Why should you buy an updated re-release? Is it just for the nostalgia factor, or do people honestly believe “I liked this game as a child; therefore, I will like it again now that I’m older”?
I mean, really? You think a game is good because you liked it as a kid? You’re seriously going to trust the judgment of an eight-year-old on this.
I got in a fight with my cousin Marcus (age 6) about the Teenage Mutant Ninja Turtles GBA game (this is a different cousin from the one who doesn’t like TMNT 2). He says Turtles GBA has nothing in common with Turtles NES; they are completely different in every way, including character selection. That’s ridiculous! There’s no way I’m letting him make my gaming decisions. But if you’re buying a game because the 8-year-old you liked it, that’s basically what you’re doing: trusting an eight-year-old. That might be good enough for some people who haven’t matured much since the 20th century, but it’s not good enough for me.
Speaking of remakes, I’m wondering if they’re profitable from a business standpoint, seeing as the current videogame generation has PlayStation Network, Xbox Live Arcade, and the Virtual Console. Companies can easily release the original version of a game, at little/no development cost (although if you want to update the screen resolution so the games look better on newer TVs, like they did with Banjo-Kazooie XBLA, that’s OK, too). A complete graphics overhaul, however, is a lot of work and costs money. It’s definitely cheaper to release the original game on a download service, or to make a lazy port like Mega Man Anniversary Collection.

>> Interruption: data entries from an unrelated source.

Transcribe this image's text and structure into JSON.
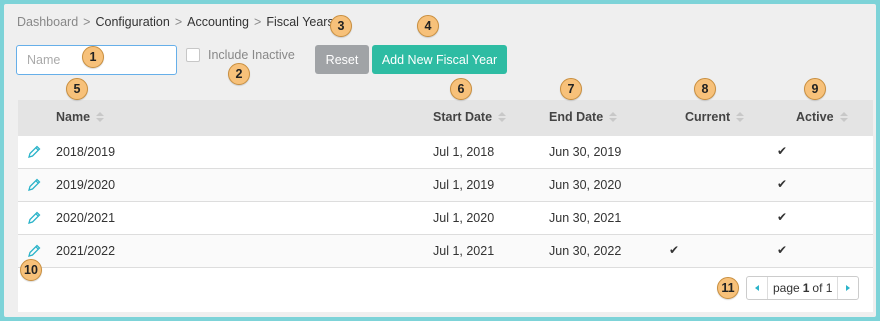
{
  "breadcrumb": {
    "items": [
      "Dashboard",
      "Configuration",
      "Accounting",
      "Fiscal Years"
    ],
    "separator": ">"
  },
  "filters": {
    "name_placeholder": "Name",
    "include_inactive_label": "Include Inactive",
    "include_inactive_checked": false
  },
  "buttons": {
    "reset": "Reset",
    "add_new": "Add New Fiscal Year"
  },
  "table": {
    "columns": [
      "Name",
      "Start Date",
      "End Date",
      "Current",
      "Active"
    ],
    "rows": [
      {
        "name": "2018/2019",
        "start": "Jul 1, 2018",
        "end": "Jun 30, 2019",
        "current": false,
        "active": true
      },
      {
        "name": "2019/2020",
        "start": "Jul 1, 2019",
        "end": "Jun 30, 2020",
        "current": false,
        "active": true
      },
      {
        "name": "2020/2021",
        "start": "Jul 1, 2020",
        "end": "Jun 30, 2021",
        "current": false,
        "active": true
      },
      {
        "name": "2021/2022",
        "start": "Jul 1, 2021",
        "end": "Jun 30, 2022",
        "current": true,
        "active": true
      }
    ]
  },
  "pagination": {
    "prefix": "page",
    "current": "1",
    "of": "of",
    "total": "1"
  },
  "callouts": [
    "1",
    "2",
    "3",
    "4",
    "5",
    "6",
    "7",
    "8",
    "9",
    "10",
    "11"
  ],
  "icons": {
    "edit": "pencil-icon",
    "check": "✔",
    "sort": "sort-icon"
  },
  "colors": {
    "frame_border": "#7dd3d8",
    "add_button": "#2ebca3",
    "reset_button": "#a0a3a6",
    "callout_fill": "#f7c17a",
    "accent": "#2ab3c9"
  }
}
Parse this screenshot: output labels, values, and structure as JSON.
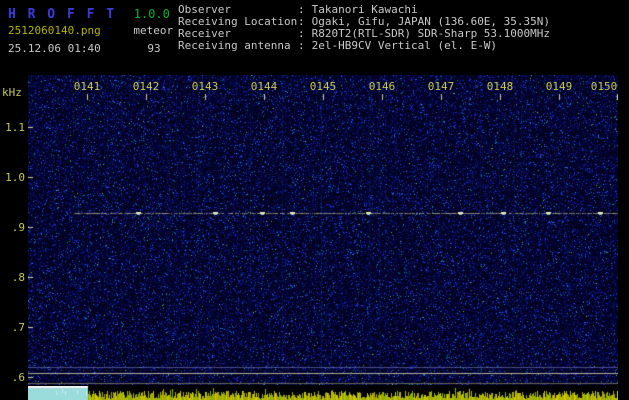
{
  "app": {
    "title": "H R O F F T",
    "version": "1.0.0",
    "filename": "2512060140.png",
    "mode": "meteor",
    "datetime": "25.12.06 01:40",
    "count": "93"
  },
  "info": {
    "separator": ":",
    "rows": [
      {
        "label": "Observer",
        "value": "Takanori Kawachi"
      },
      {
        "label": "Receiving Location",
        "value": "Ogaki, Gifu, JAPAN (136.60E, 35.35N)"
      },
      {
        "label": "Receiver",
        "value": "R820T2(RTL-SDR) SDR-Sharp 53.1000MHz"
      },
      {
        "label": "Receiving antenna",
        "value": "2el-HB9CV Vertical (el. E-W)"
      }
    ]
  },
  "chart_data": {
    "type": "heatmap",
    "title": "Radio meteor observation spectrogram, 10-minute window ending 01:50",
    "x_axis": {
      "start": "0140",
      "end": "0150",
      "ticks": [
        "0141",
        "0142",
        "0143",
        "0144",
        "0145",
        "0146",
        "0147",
        "0148",
        "0149",
        "0150"
      ],
      "units": "hhmm local time"
    },
    "y_axis": {
      "label": "kHz",
      "ticks": [
        "1.1",
        "1.0",
        ".9",
        ".8",
        ".7",
        ".6"
      ],
      "tick_values_khz": [
        1.1,
        1.0,
        0.9,
        0.8,
        0.7,
        0.6
      ]
    },
    "features": {
      "background": "random dark-blue noise",
      "carrier_line_khz": 0.93,
      "carrier_line_span": "0141 to 0150",
      "bright_echo_spots_approx_minutes": [
        "0143",
        "0144",
        "0145",
        "0147",
        "0149"
      ],
      "interference_lines_khz": [
        0.63,
        0.62,
        0.6
      ]
    },
    "level_strip": {
      "description": "signal-level bar strip along bottom edge",
      "saturated_region": "0140 to 0141"
    },
    "legend": "none",
    "grid": false
  },
  "colors": {
    "title_blue": "#3a3ae0",
    "version_green": "#00b428",
    "filename_yellow": "#b4b400",
    "text_gray": "#c8c8c8",
    "axis_tick_yellow": "#c8c850",
    "noise_base_blue": "#000030",
    "carrier_line": "#d2d296",
    "level_bar_yellow": "#b4b400",
    "level_box_cyan": "#9adcdc"
  }
}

Plus, by not changing things, you avoid fanboy backlash! Why bother going through all the trouble of making a complete remake of an older game, if that’s the case?
I’ve heard it argued that remakes are not for people who enjoyed the original game (?). Instead, they’re for people who never had a chance to play the original, because they were born at the wrong time and don’t know what emulators are. So, the third (fourth?) remake of Super Mario Bros. 3 is aimed toward those kids.

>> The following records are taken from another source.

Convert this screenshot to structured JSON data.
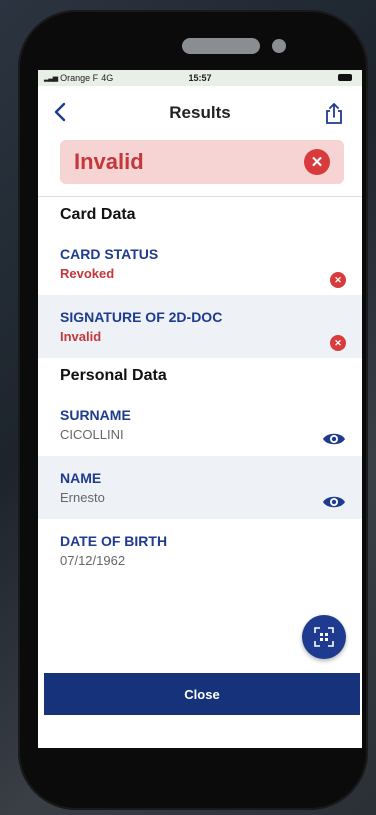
{
  "statusbar": {
    "carrier": "Orange F",
    "network": "4G",
    "time": "15:57"
  },
  "header": {
    "title": "Results"
  },
  "banner": {
    "status": "Invalid"
  },
  "card_data": {
    "title": "Card Data",
    "card_status": {
      "label": "CARD STATUS",
      "value": "Revoked"
    },
    "signature": {
      "label": "SIGNATURE OF 2D-DOC",
      "value": "Invalid"
    }
  },
  "personal_data": {
    "title": "Personal Data",
    "surname": {
      "label": "SURNAME",
      "value": "CICOLLINI"
    },
    "name": {
      "label": "NAME",
      "value": "Ernesto"
    },
    "dob": {
      "label": "DATE OF BIRTH",
      "value": "07/12/1962"
    }
  },
  "footer": {
    "close_label": "Close"
  },
  "colors": {
    "accent": "#1f3b8f",
    "error": "#d93b3d",
    "error_bg": "#f6d4d4",
    "button": "#15327a"
  }
}
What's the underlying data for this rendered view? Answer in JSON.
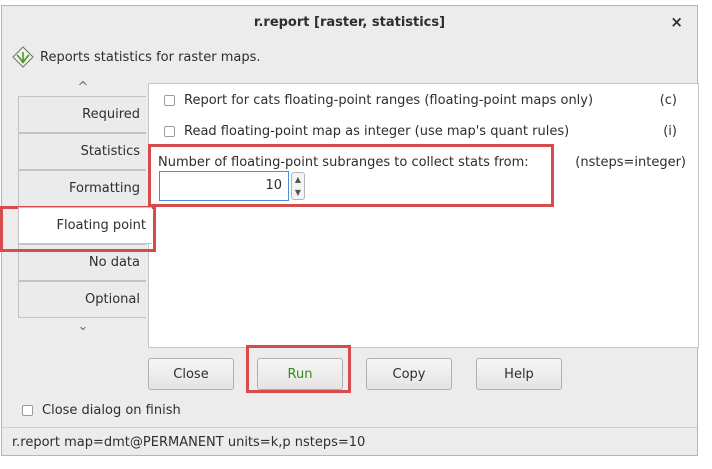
{
  "window": {
    "title": "r.report [raster, statistics]",
    "close_glyph": "×"
  },
  "header": {
    "description": "Reports statistics for raster maps.",
    "icon": "grass-module-icon"
  },
  "tabs": {
    "scroll_up_glyph": "^",
    "scroll_down_glyph": "⌄",
    "items": [
      {
        "label": "Required"
      },
      {
        "label": "Statistics"
      },
      {
        "label": "Formatting"
      },
      {
        "label": "Floating point"
      },
      {
        "label": "No data"
      },
      {
        "label": "Optional"
      }
    ],
    "active": "Floating point"
  },
  "panel": {
    "option_c": {
      "label": "Report for cats floating-point ranges (floating-point maps only)",
      "flag": "(c)",
      "checked": false
    },
    "option_i": {
      "label": "Read floating-point map as integer (use map's quant rules)",
      "flag": "(i)",
      "checked": false
    },
    "nsteps": {
      "label": "Number of floating-point subranges to collect stats from:",
      "key": "(nsteps=integer)",
      "value": "10"
    }
  },
  "buttons": {
    "close": "Close",
    "run": "Run",
    "copy": "Copy",
    "help": "Help"
  },
  "close_on_finish": {
    "label": "Close dialog on finish",
    "checked": false
  },
  "status": {
    "command": "r.report map=dmt@PERMANENT units=k,p nsteps=10"
  },
  "colors": {
    "highlight": "#d64c4c",
    "run_text": "#3a8a22",
    "focus": "#4a90d9"
  }
}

Sounds like a good idea. Let’s return to the conversation with my cousin.
Michael: Hey, let’s play Super Mario Bros. 3. It’s a classic game from 1990.
Cousin: No. It’s old.
Michael: Augh! What do you mean, it’s old? Are you saying if something is old, that means it’s bad?
Michael: That’s crazy!There are plenty of old things that are still great, like hamburgers or football! Name one thing that’s bad because it’s old!
Cousin: You, Cousin Michael.
…I’m not going to family gatherings anymore.
In conclusion, I think there should be more re-releases and fewer remakes. Also, if anyone’s looking for a new cousin, I’m willing to trade.
I should probably point out that my cousin hasn’t actually played TMNT GBA or TMNT 2 for the NES. He just disagrees with me on principle.
Well, I don’t know about cousin trading, but I can say that there are instances of remakes working. Prince of Persia had a fantastic remake that ranks among many people’s top ten games list. I guess remakes work if you either disregard the fanboys and do something completely different, or you disregard the fanboys and improve the original.
Then again, that didn’t really work for Turok. Hmm…
Well, Turok seemed to disregard everything, except the dinosaurs.
Well, though, remakes don’t _always_ have to piss fanboys off. People were pretty happy with last year’s Monkey Island remake—I guess mostly because they didn’t ruin anything in trying to “update” the game for today’s audience.
That is a good point. I believe a good remake should stay close to the original, but also offer something extra that is somewhat substantial. Sonic Adventure DX made the mistake of giving us more bugs, though.